The statistic that 60% of college students are living with diagnosed mental health conditions such as eating disorders is concerning, but not surprising given the stresses that come with this life stage.
Making sure you have support systems in place—whether through friends or family members, or mental health professionals—is essential for managing mental health issues during college years.
It’s also important for students who are struggling with their mental health to reach out for help if needed. There are plenty of resources available on campus (and online) which provide support and guidance throughout this difficult period in life.
36% of college students report that they don’t have enough to eat.
Source: Temple University
This shocking statistic shows just how widespread food insecurity is among college students due to the high cost of living and often inadequate meal plans offered by universities.
College students who eat breakfast at least five days a week tend to have higher GPAs and test scores than those who eat breakfast less than three times per week.

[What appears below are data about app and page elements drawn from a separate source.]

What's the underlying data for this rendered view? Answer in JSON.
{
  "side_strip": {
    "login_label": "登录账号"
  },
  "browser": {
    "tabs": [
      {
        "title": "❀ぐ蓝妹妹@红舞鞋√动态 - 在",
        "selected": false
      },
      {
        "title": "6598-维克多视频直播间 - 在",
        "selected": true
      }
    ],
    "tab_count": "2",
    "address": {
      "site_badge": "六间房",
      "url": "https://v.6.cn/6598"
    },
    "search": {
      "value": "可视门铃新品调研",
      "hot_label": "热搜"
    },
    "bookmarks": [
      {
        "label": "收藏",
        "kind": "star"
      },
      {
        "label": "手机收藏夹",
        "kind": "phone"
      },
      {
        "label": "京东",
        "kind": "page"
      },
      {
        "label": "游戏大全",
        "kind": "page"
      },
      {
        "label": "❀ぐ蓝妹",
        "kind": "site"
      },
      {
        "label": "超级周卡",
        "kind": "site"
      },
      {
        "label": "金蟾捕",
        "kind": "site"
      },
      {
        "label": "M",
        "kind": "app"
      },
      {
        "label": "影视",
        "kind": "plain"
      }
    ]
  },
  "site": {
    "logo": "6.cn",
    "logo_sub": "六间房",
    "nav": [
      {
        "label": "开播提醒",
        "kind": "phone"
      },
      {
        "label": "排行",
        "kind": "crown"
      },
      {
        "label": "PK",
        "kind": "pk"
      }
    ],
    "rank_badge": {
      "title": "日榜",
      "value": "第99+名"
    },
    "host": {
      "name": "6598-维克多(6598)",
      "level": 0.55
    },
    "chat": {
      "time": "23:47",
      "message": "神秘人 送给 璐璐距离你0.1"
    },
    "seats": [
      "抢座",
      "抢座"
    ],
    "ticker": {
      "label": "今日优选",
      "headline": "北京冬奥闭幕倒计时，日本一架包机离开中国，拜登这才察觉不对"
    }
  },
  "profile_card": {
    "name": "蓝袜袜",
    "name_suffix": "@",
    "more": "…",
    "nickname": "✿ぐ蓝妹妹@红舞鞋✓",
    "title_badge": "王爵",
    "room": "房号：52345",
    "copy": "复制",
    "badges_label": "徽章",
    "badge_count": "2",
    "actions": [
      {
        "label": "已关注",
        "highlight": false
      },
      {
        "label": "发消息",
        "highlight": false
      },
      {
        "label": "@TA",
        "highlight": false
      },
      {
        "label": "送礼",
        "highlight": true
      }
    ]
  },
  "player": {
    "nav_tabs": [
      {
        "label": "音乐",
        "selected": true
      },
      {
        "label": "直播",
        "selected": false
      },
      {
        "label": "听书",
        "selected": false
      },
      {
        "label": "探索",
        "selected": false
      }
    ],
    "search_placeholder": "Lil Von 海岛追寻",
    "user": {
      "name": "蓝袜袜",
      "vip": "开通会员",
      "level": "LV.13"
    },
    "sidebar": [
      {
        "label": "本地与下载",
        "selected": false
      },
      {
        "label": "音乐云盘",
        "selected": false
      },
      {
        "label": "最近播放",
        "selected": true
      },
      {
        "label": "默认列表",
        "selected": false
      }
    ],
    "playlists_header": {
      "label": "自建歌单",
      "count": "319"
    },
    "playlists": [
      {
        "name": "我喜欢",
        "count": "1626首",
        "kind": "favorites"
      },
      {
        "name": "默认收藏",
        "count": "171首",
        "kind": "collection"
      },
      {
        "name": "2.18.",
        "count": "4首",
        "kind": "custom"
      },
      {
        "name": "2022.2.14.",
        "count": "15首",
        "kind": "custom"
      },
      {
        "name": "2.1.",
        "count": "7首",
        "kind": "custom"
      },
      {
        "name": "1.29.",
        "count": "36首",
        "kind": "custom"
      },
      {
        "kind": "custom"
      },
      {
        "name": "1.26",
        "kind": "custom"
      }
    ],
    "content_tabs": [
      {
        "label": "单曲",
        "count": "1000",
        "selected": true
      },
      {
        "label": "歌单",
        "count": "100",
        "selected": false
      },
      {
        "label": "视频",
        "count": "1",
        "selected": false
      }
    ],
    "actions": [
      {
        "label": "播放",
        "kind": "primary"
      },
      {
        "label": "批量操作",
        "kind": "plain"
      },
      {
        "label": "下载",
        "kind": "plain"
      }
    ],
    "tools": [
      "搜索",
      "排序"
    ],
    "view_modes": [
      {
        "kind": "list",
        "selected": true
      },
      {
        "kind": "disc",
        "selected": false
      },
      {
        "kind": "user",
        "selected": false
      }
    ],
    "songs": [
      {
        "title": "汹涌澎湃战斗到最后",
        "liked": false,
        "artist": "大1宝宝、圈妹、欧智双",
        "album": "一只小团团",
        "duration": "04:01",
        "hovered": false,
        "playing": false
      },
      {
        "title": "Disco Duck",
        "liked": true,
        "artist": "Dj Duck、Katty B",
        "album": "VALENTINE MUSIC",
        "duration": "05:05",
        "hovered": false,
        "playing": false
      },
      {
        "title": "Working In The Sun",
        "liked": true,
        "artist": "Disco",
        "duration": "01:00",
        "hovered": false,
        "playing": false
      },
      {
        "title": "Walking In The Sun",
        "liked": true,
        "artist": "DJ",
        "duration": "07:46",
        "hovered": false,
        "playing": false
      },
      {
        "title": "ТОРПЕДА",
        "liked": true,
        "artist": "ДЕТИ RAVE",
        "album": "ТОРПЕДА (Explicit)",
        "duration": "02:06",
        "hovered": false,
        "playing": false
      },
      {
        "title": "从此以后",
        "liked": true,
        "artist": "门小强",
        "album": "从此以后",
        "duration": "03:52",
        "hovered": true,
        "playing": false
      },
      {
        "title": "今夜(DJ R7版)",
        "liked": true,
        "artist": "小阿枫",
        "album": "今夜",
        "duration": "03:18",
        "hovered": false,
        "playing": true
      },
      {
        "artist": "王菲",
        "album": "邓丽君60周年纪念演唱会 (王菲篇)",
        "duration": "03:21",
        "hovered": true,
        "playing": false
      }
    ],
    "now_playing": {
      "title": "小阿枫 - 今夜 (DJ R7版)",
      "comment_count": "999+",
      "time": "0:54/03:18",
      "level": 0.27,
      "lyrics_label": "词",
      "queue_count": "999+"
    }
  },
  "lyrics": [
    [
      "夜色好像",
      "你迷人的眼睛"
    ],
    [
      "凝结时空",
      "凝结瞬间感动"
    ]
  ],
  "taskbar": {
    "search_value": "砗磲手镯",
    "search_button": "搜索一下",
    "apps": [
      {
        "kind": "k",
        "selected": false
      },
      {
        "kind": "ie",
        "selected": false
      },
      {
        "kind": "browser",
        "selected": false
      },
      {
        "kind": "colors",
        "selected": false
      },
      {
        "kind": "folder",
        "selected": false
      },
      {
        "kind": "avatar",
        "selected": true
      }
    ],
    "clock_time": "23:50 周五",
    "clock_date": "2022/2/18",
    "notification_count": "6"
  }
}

It’s easy to see why breakfast provides such a boost – this first meal of the day provides essential energy and nutrients needed for focus during the day, as well as improved cognitive performance.
If you’re looking for an edge in your studies, making sure you have time for breakfast should be at the top of your list!
The average cost of a college meal plan was $563 per month in 2021, costing around $5,000 per school year.
Source: Education Data Initiative
This can be a steep cost for many students and their families, leading some to opt out of purchasing a meal plan altogether.
In 2019, 26% of college students surveyed said they would buy a meal plan if it were accepted by more fast-food restaurants.
Source: Food Service Director
This reveals an interesting dynamic in which some students may be willing to pay for access to healthier dining options on campus if those options included fast food restaurants as well.
While there’s certainly something counterintuitive about this conclusion from a health standpoint, it does offer colleges insight into what could make their meal plans more attractive to potential buyers.
The average college student will gain between 1.5 and 6.8 lbs during the first semester alone.
Source: New York University
The good news? This is far less than the oft-cited 15 lbs associated with the “freshman 15” myth.
While this statistic is encouraging news for incoming college freshmen who may have been worried about weight gain during their first year away from home due to changes in diet and nutrition habits, it also highlights how much work still needs to be done when it comes to improving student diets while they are away at school.
The typical college student will eat at a fast food restaurant up to three times each week.
Source: New York University
While this number is rather alarming—especially considering that fast food is loaded with unhealthy fats and calories—it’s important to note that this number may be slightly skewed due to the fact that many college students are on tight budgets or have limited access to other options.
What’s leading to college weight gain? Unlimited meal plans, the ready availability of junk food, and regular snacking account for up to 20% of added weight among co-eds.
Source: National Library of Medicine
This makes sense when you consider the fact that many colleges offer all-you-can-eat dining halls and vending machines full of unhealthy snacks like chips, candy bars, and sugary drinks.
Plus, with so many late nights studying or out with friends, it’s easy for students to skip meals and resort to snacking rather than eating something nutritious.
It’s clear from these statistics that many college students are not following healthy dietary guidelines when it comes to their eating habits while at school. Parents should talk to their students about eating right while away at school and encourage them to make smart choices when it comes time to snack or dine out with friends.
Eating healthy doesn’t have to be expensive or difficult – and there are plenty of resources out there that can help you make the best and most informed decisions about your health.
With just a few simple changes here and there, any student can make sure they’re getting all the nutrients they need.